Citation: Mann E, Wetzels SU, Wagner M, Zebeli Q and Schmitz-Esser S (2018) Metatranscriptome Sequencing Reveals Insights into the Gene Expression and Functional Potential of Rumen Wall Bacteria. Front. Microbiol. 9:43. doi: 10.3389/fmicb.2018.00043
Received: 28 September 2017; Accepted: 09 January 2018;
Published: 23 January 2018.
Edited by:Zhongtang Yu, The Ohio State University, United States
Reviewed by:Robert W. Li, Agricultural Research Service (USDA), United States
Josh C. McCann, University of Illinois at Urbana–Champaign, United States
Copyright © 2018 Mann, Wetzels, Wagner, Zebeli and Schmitz-Esser. This is an open-access article distributed under the terms of the Creative Commons Attribution License (CC BY). The use, distribution or reproduction in other forums is permitted, provided the original author(s) or licensor are credited and that the original publication in this journal is cited, in accordance with accepted academic practice.

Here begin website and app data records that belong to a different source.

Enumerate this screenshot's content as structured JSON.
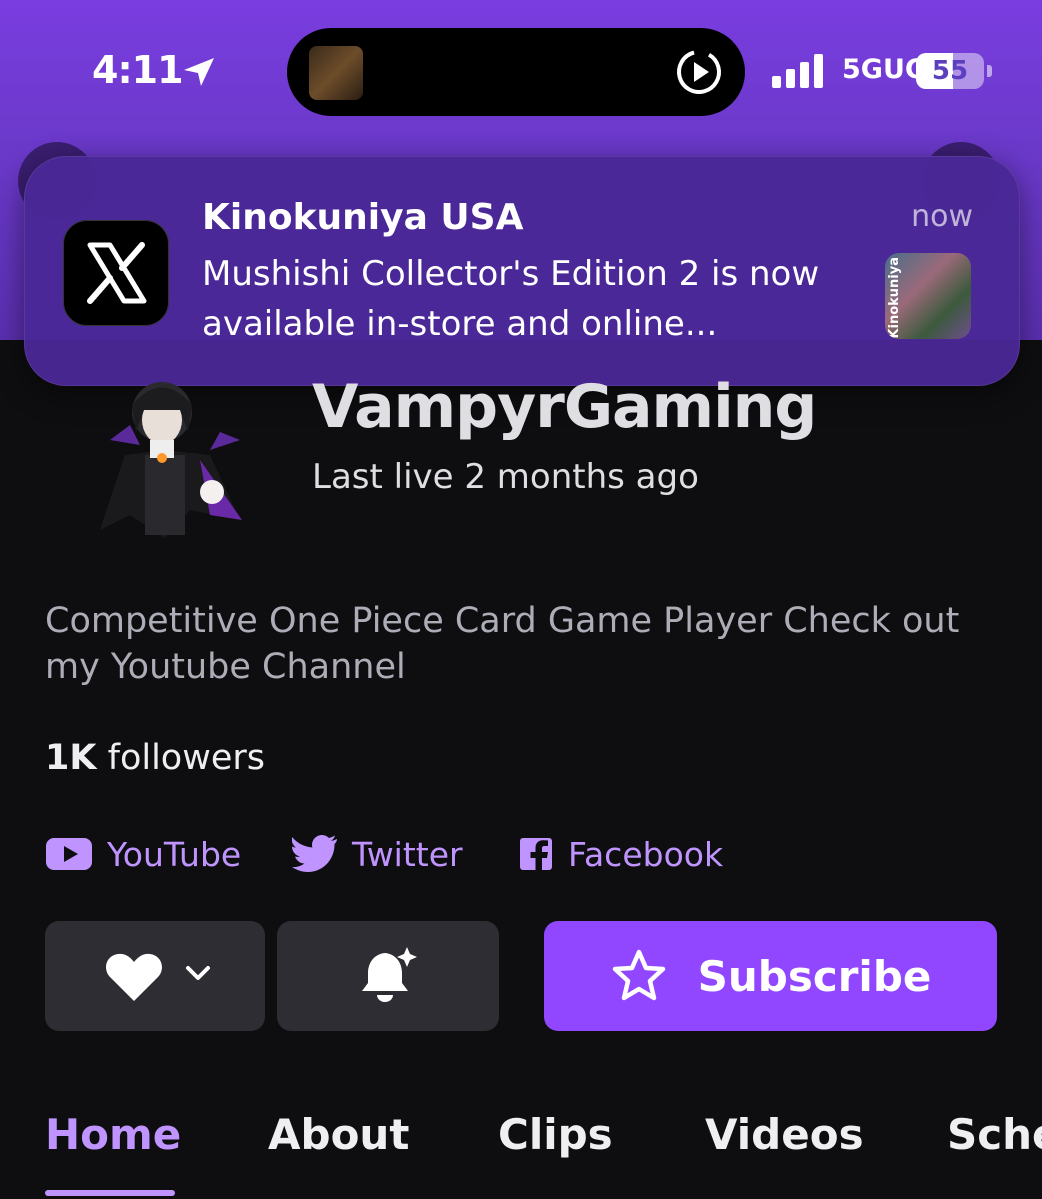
{
  "status_bar": {
    "time": "4:11",
    "network": "5GUC",
    "battery": "55",
    "battery_level": 0.55
  },
  "notification": {
    "app_icon": "x-logo-icon",
    "title": "Kinokuniya USA",
    "time": "now",
    "body": "Mushishi Collector's Edition 2 is now available in-store and online...",
    "thumbnail_text": "Kinokuniya"
  },
  "profile": {
    "channel_name": "VampyrGaming",
    "last_live": "Last live 2 months ago",
    "bio": "Competitive One Piece Card Game Player Check out my Youtube Channel",
    "followers_count": "1K",
    "followers_label": "followers"
  },
  "social_links": [
    {
      "label": "YouTube",
      "icon": "youtube-icon"
    },
    {
      "label": "Twitter",
      "icon": "twitter-icon"
    },
    {
      "label": "Facebook",
      "icon": "facebook-icon"
    }
  ],
  "actions": {
    "follow_icon": "heart-icon",
    "notify_icon": "bell-icon",
    "subscribe_label": "Subscribe"
  },
  "tabs": [
    {
      "label": "Home",
      "active": true
    },
    {
      "label": "About",
      "active": false
    },
    {
      "label": "Clips",
      "active": false
    },
    {
      "label": "Videos",
      "active": false
    },
    {
      "label": "Sche",
      "active": false
    }
  ],
  "colors": {
    "accent": "#9147ff",
    "accent_light": "#bf94ff",
    "header": "#6a39c9",
    "background": "#0e0e10"
  }
}
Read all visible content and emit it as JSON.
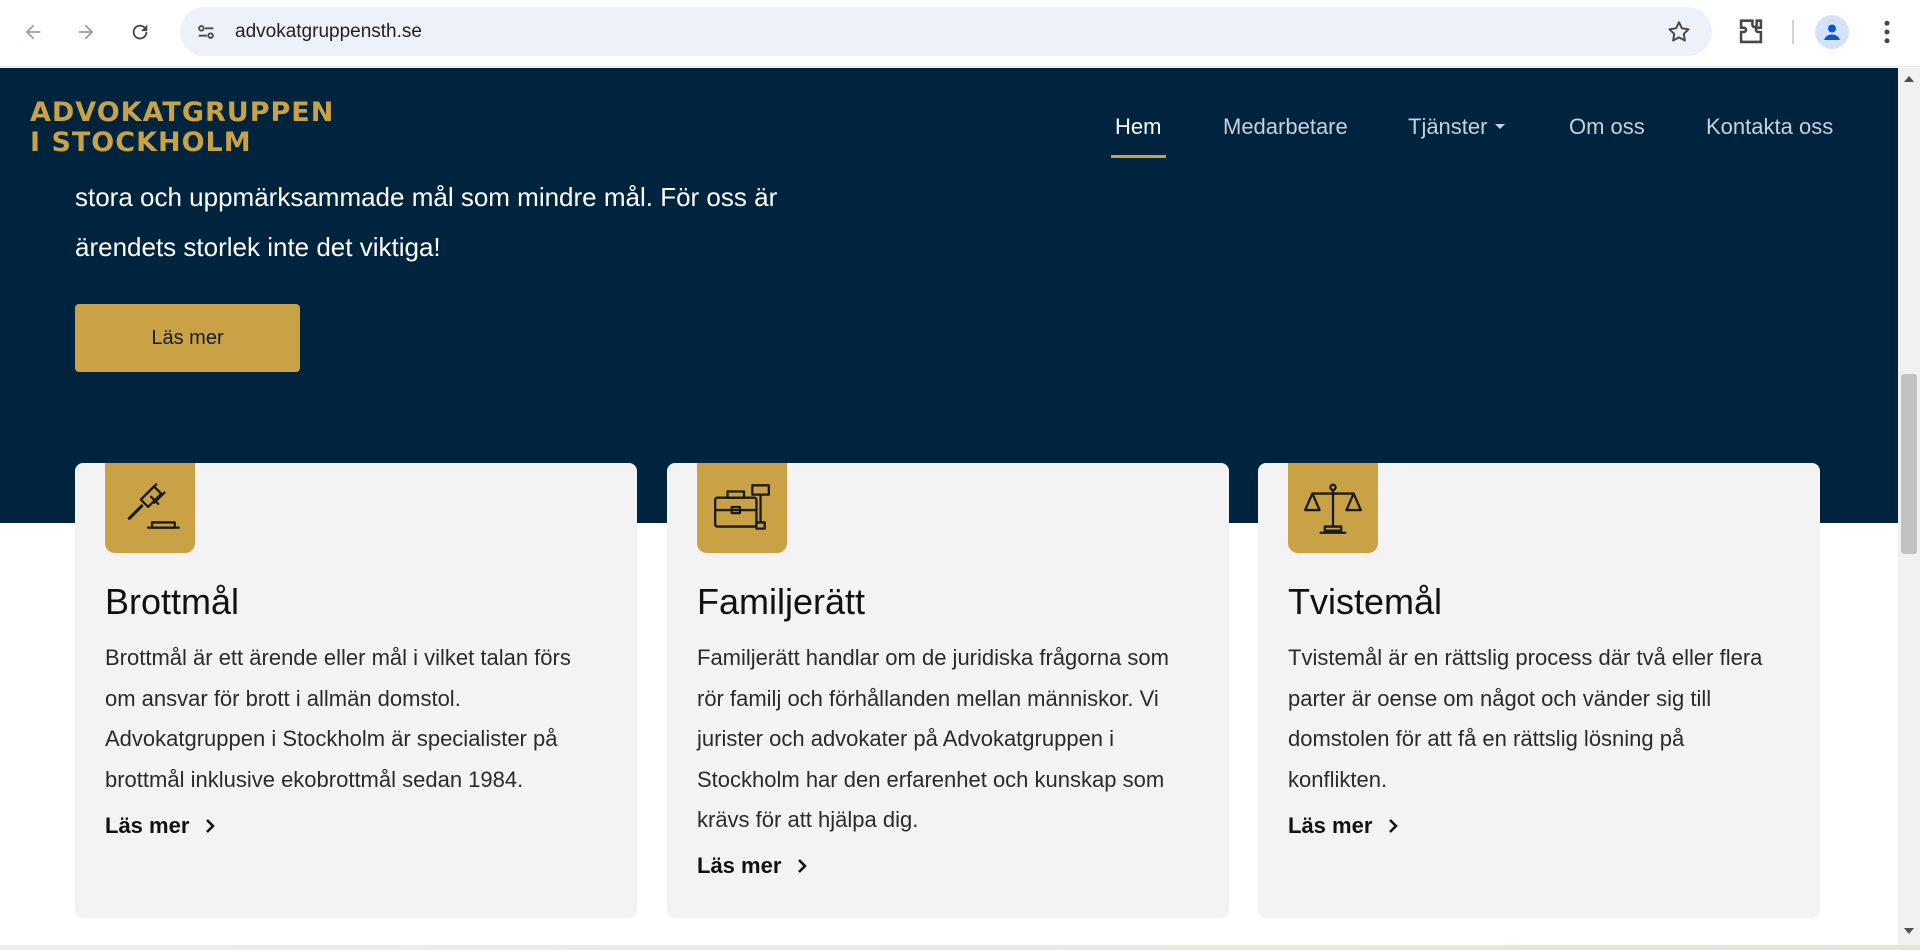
{
  "browser": {
    "url": "advokatgruppensth.se",
    "icons": [
      "back-icon",
      "forward-icon",
      "reload-icon",
      "site-info-icon",
      "bookmark-star-icon",
      "extensions-icon",
      "profile-icon",
      "menu-icon"
    ]
  },
  "site": {
    "logo_line1": "ADVOKATGRUPPEN",
    "logo_line2": "I STOCKHOLM",
    "nav": [
      {
        "label": "Hem"
      },
      {
        "label": "Medarbetare"
      },
      {
        "label": "Tjänster"
      },
      {
        "label": "Om oss"
      },
      {
        "label": "Kontakta oss"
      }
    ],
    "active_nav": "Hem"
  },
  "hero": {
    "line1_partial": "stora och uppmärksammade mål som mindre mål. För oss är",
    "line2": "ärendets storlek inte det viktiga!",
    "button": "Läs mer"
  },
  "cards": [
    {
      "icon": "gavel-icon",
      "title": "Brottmål",
      "description": "Brottmål är ett ärende eller mål i vilket talan förs om ansvar för brott i allmän domstol. Advokatgruppen i Stockholm är specialister på brottmål inklusive ekobrottmål sedan 1984.",
      "link": "Läs mer"
    },
    {
      "icon": "briefcase-gavel-icon",
      "title": "Familjerätt",
      "description": "Familjerätt handlar om de juridiska frågorna som rör familj och förhållanden mellan människor. Vi jurister och advokater på Advokatgruppen i Stockholm har den erfarenhet och kunskap som krävs för att hjälpa dig.",
      "link": "Läs mer"
    },
    {
      "icon": "scales-icon",
      "title": "Tvistemål",
      "description": "Tvistemål är en rättslig process där två eller flera parter är oense om något och vänder sig till domstolen för att få en rättslig lösning på konflikten.",
      "link": "Läs mer"
    }
  ],
  "colors": {
    "navy": "#00243d",
    "gold": "#c9a246",
    "card_bg": "#f3f3f3"
  }
}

No use, distribution or reproduction is permitted which does not comply with these terms.
*Correspondence: Stephan Schmitz-Esser, firstname.lastname@example.org
†These authors have contributed equally to this work.